The last few years have been difficult ones for nearly everyone in the car business. We say nearly everyone, because while other manufacturers watched sales dissolve, Subaru’s sales improved. To find out why, one needs only to take a look inside its current crop of cars.
Case in point, the 2011 Subaru Forester.
While the exterior is ruggedly civilized, the interior is all sophistication with its pleasant mix of shapes, textures and colors. Additionally, all the latest techno features you’ll ever need are included among the Forester’s offerings. Howerver, by dividing Forester into two basic models with different trim levels within each model, Subaru manages to deliver the basic package’s all-wheel drive and torquey engines to a broad variety of consumers. If you’re an urban driver that loves your Bluetooth, navigation, and satellite radio, there’s a Forester for that. On the other hand, if you just want to be able deal with snow, muddy roads, high altitude, trails, and/or the occasional paved road as you head into to town to pick up supplies and don’t care about electronic gee-jaws, there’s a Forester for that too.
It’s not a new strategy, but it’s one Subaru embraces better than most these days.
Two engines are available to power the 2011 Subaru Forester. Both are horizontally opposed four cylinder units displacing 2.5-liters. The normally aspirated version is all-new for 2011 and delivers 170 horsepower at 6000 rpm and 174-ft-lbs of torque. While it makes the same power as before, since it is slightly larger and uses a double overhead cam system for intake/exhaust, it doesn’t have to work as hard—thus improving fuel economy. Mileage is estimated at 21-city and 27-highway, whether you team it with the four-speed automatic or five-speed manual transmission. The turbocharged engine goes into 2011 unchanged, producing 224 horsepower at 5200 rpm and 226 ft-lbs of torque at 2800 rpm. Available only with the automatic transmission, the turbo returns 19-city and 24 on the highway.
Forester won’t be classified as fast with either engine, though there is a discernable difference with the turbo. Still though, if you live at sea level and/or rarely go into the mountains, save some money, opt for the standard engine. You’ll pay less to get the car and you’ll get better fuel economy too. However, if you live in a mountainous region, deal with a lot of hills, and/or haul a lot of gear around (which the Forester will readily let you do) best get the turbo.
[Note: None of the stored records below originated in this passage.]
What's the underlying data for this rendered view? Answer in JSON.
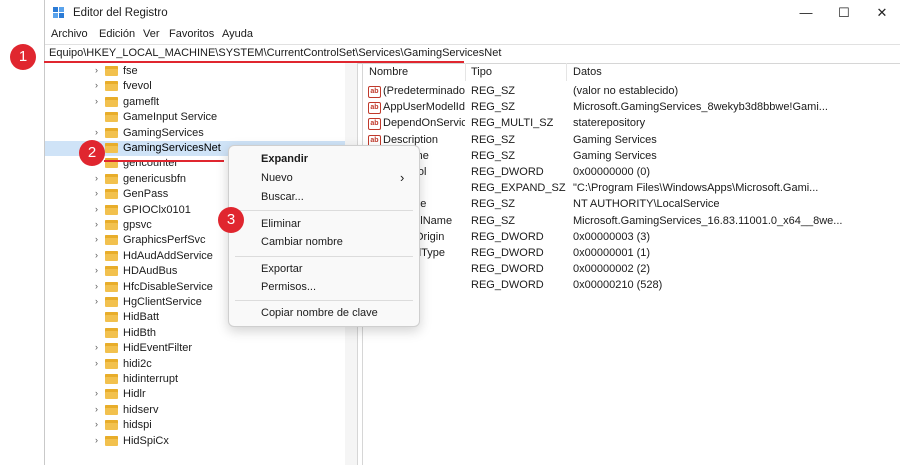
{
  "window": {
    "title": "Editor del Registro",
    "controls": [
      "—",
      "☐",
      "✕"
    ]
  },
  "menu": [
    "Archivo",
    "Edición",
    "Ver",
    "Favoritos",
    "Ayuda"
  ],
  "address": "Equipo\\HKEY_LOCAL_MACHINE\\SYSTEM\\CurrentControlSet\\Services\\GamingServicesNet",
  "tree": [
    {
      "label": "fse",
      "expandable": true
    },
    {
      "label": "fvevol",
      "expandable": true
    },
    {
      "label": "gameflt",
      "expandable": true
    },
    {
      "label": "GameInput Service",
      "expandable": false
    },
    {
      "label": "GamingServices",
      "expandable": true
    },
    {
      "label": "GamingServicesNet",
      "expandable": false,
      "selected": true
    },
    {
      "label": "gencounter",
      "expandable": true
    },
    {
      "label": "genericusbfn",
      "expandable": true
    },
    {
      "label": "GenPass",
      "expandable": true
    },
    {
      "label": "GPIOClx0101",
      "expandable": true
    },
    {
      "label": "gpsvc",
      "expandable": true
    },
    {
      "label": "GraphicsPerfSvc",
      "expandable": true
    },
    {
      "label": "HdAudAddService",
      "expandable": true
    },
    {
      "label": "HDAudBus",
      "expandable": true
    },
    {
      "label": "HfcDisableService",
      "expandable": true
    },
    {
      "label": "HgClientService",
      "expandable": true
    },
    {
      "label": "HidBatt",
      "expandable": false
    },
    {
      "label": "HidBth",
      "expandable": false
    },
    {
      "label": "HidEventFilter",
      "expandable": true
    },
    {
      "label": "hidi2c",
      "expandable": true
    },
    {
      "label": "hidinterrupt",
      "expandable": false
    },
    {
      "label": "Hidlr",
      "expandable": true
    },
    {
      "label": "hidserv",
      "expandable": true
    },
    {
      "label": "hidspi",
      "expandable": true
    },
    {
      "label": "HidSpiCx",
      "expandable": true
    }
  ],
  "columns": {
    "name": "Nombre",
    "type": "Tipo",
    "data": "Datos"
  },
  "values": [
    {
      "name": "(Predeterminado)",
      "type": "REG_SZ",
      "data": "(valor no establecido)"
    },
    {
      "name": "AppUserModelId",
      "type": "REG_SZ",
      "data": "Microsoft.GamingServices_8wekyb3d8bbwe!Gami..."
    },
    {
      "name": "DependOnService",
      "type": "REG_MULTI_SZ",
      "data": "staterepository"
    },
    {
      "name": "Description",
      "type": "REG_SZ",
      "data": "Gaming Services"
    },
    {
      "name": "lame",
      "type": "REG_SZ",
      "data": "Gaming Services"
    },
    {
      "name": "ntrol",
      "type": "REG_DWORD",
      "data": "0x00000000 (0)"
    },
    {
      "name": "th",
      "type": "REG_EXPAND_SZ",
      "data": "\"C:\\Program Files\\WindowsApps\\Microsoft.Gami..."
    },
    {
      "name": "ame",
      "type": "REG_SZ",
      "data": "NT AUTHORITY\\LocalService"
    },
    {
      "name": "FullName",
      "type": "REG_SZ",
      "data": "Microsoft.GamingServices_16.83.11001.0_x64__8we..."
    },
    {
      "name": "Origin",
      "type": "REG_DWORD",
      "data": "0x00000003 (3)"
    },
    {
      "name": "dType",
      "type": "REG_DWORD",
      "data": "0x00000001 (1)"
    },
    {
      "name": "",
      "type": "REG_DWORD",
      "data": "0x00000002 (2)"
    },
    {
      "name": "",
      "type": "REG_DWORD",
      "data": "0x00000210 (528)"
    }
  ],
  "context_menu": {
    "expand": "Expandir",
    "new": "Nuevo",
    "find": "Buscar...",
    "delete": "Eliminar",
    "rename": "Cambiar nombre",
    "export": "Exportar",
    "permissions": "Permisos...",
    "copy_key": "Copiar nombre de clave",
    "submenu_arrow": "›"
  },
  "badges": [
    "1",
    "2",
    "3"
  ],
  "colors": {
    "accent_red": "#e0262f",
    "selection": "#cfe3f7"
  }
}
Unless you’ve been paying absolutely no attention at all, you know by now every Subaru vehicle is all-wheel drive, however you might not know its all-wheel drive system is capable of transferring all engine output to a single wheel if said wheel is the only one of the four with traction.
Going down the road, the Forester serves up a pleasantly comfortable ride, while exhibiting adequate body control. Though it sits relatively high with nine inches of ground clearance, it doesn’t go all tipsy on you when you ask for a brisk change of direction. Taller drivers might wish for a bit more thigh support from the seats, but headroom isn’t going to be a problem for anyone. Getting in and out of the Forester is so easy you don’t even notice how easy it is. You just take it for granted that’s the way a car is supposed to be. (We’re here to tell you folks, that ain’t always the case.) With all those tall windows, outward visibility is a strong point for the Forester as well.
Bottom line, as family transpo, the Subaru Forester excels. If you’re an active individual who likes to get out and do things but doesn’t want to be saddled with a full-size SUV, the 2011 Forester should also be added to your shopping list. However, if your thing is image and appearance above everything else, you might consider the Subaru to be kind of gawky with its tall ride height, odd little hood scoop and (let’s face it—boxy shape). But, if you’re about substance over style—which based on the Forester’s sales figures it seems many people are—the 2011 Subaru Forester has a lot to offer.
Pricing starts at $21,220 with destination charges.